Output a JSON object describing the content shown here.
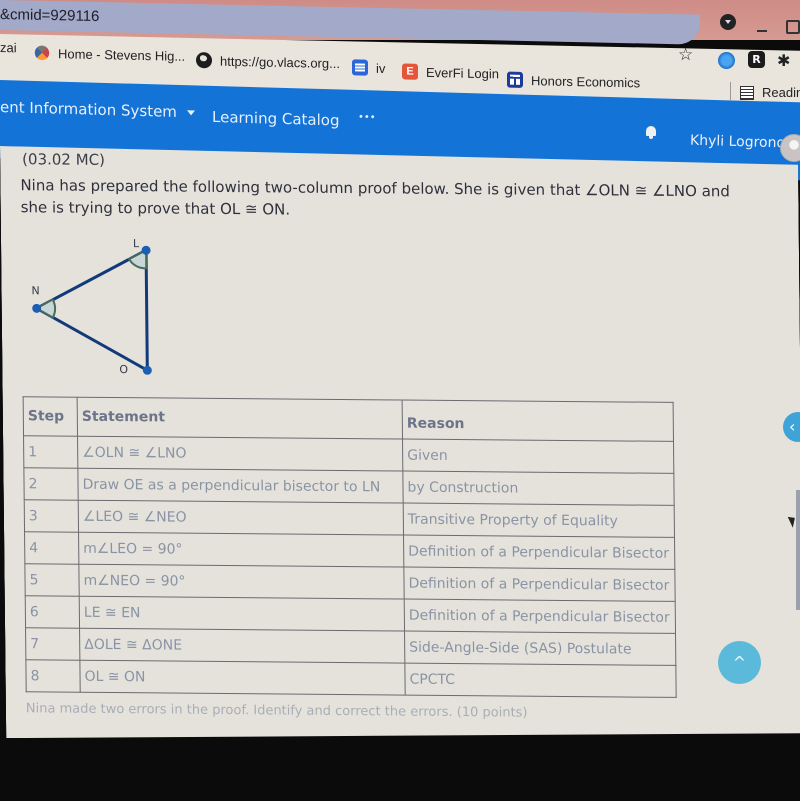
{
  "browser": {
    "url_fragment": "&cmid=929116",
    "bookmarks": [
      {
        "label": "zai"
      },
      {
        "label": "Home - Stevens Hig...",
        "icon": "stevens-logo-icon"
      },
      {
        "label": "https://go.vlacs.org...",
        "icon": "globe-icon"
      },
      {
        "label": "iv",
        "icon": "document-icon"
      },
      {
        "label": "EverFi Login",
        "icon": "everfi-icon",
        "icon_letter": "E"
      },
      {
        "label": "Honors Economics",
        "icon": "classroom-icon"
      }
    ],
    "extension_r_label": "R",
    "reading_list_label": "Reading",
    "star_glyph": "☆",
    "puzzle_glyph": "✱"
  },
  "navbar": {
    "items": [
      {
        "label": "ent Information System"
      },
      {
        "label": "Learning Catalog"
      },
      {
        "label": "•••"
      }
    ],
    "user_name": "Khyli Logrono"
  },
  "question": {
    "id": "(03.02 MC)",
    "text": "Nina has prepared the following two-column proof below. She is given that ∠OLN ≅ ∠LNO and she is trying to prove that OL ≅ ON.",
    "diagram": {
      "vertices": [
        {
          "name": "L"
        },
        {
          "name": "N"
        },
        {
          "name": "O"
        }
      ],
      "accent_color": "#1a5fb4",
      "edge_color": "#123a7a",
      "angle_mark_color": "#4a6b5a"
    },
    "table": {
      "headers": [
        "Step",
        "Statement",
        "Reason"
      ],
      "rows": [
        {
          "step": "1",
          "statement": "∠OLN ≅ ∠LNO",
          "reason": "Given"
        },
        {
          "step": "2",
          "statement": "Draw OE as a perpendicular bisector to LN",
          "reason": "by Construction"
        },
        {
          "step": "3",
          "statement": "∠LEO ≅ ∠NEO",
          "reason": "Transitive Property of Equality"
        },
        {
          "step": "4",
          "statement": "m∠LEO = 90°",
          "reason": "Definition of a Perpendicular Bisector"
        },
        {
          "step": "5",
          "statement": "m∠NEO = 90°",
          "reason": "Definition of a Perpendicular Bisector"
        },
        {
          "step": "6",
          "statement": "LE ≅ EN",
          "reason": "Definition of a Perpendicular Bisector"
        },
        {
          "step": "7",
          "statement": "ΔOLE ≅ ΔONE",
          "reason": "Side-Angle-Side (SAS) Postulate"
        },
        {
          "step": "8",
          "statement": "OL ≅ ON",
          "reason": "CPCTC"
        }
      ]
    },
    "prompt": "Nina made two errors in the proof. Identify and correct the errors. (10 points)"
  },
  "controls": {
    "back_glyph": "‹",
    "top_glyph": "^"
  },
  "colors": {
    "navbar": "#1473d6",
    "fab": "#5bbad9"
  }
}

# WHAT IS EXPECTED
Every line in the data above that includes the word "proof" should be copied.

# EXERCISE ANSWER
    "text": "Nina has prepared the following two-column proof below. She is given that ∠OLN ≅ ∠LNO and she is trying to prove that OL ≅ ON.",
    "prompt": "Nina made two errors in the proof. Identify and correct the errors. (10 points)"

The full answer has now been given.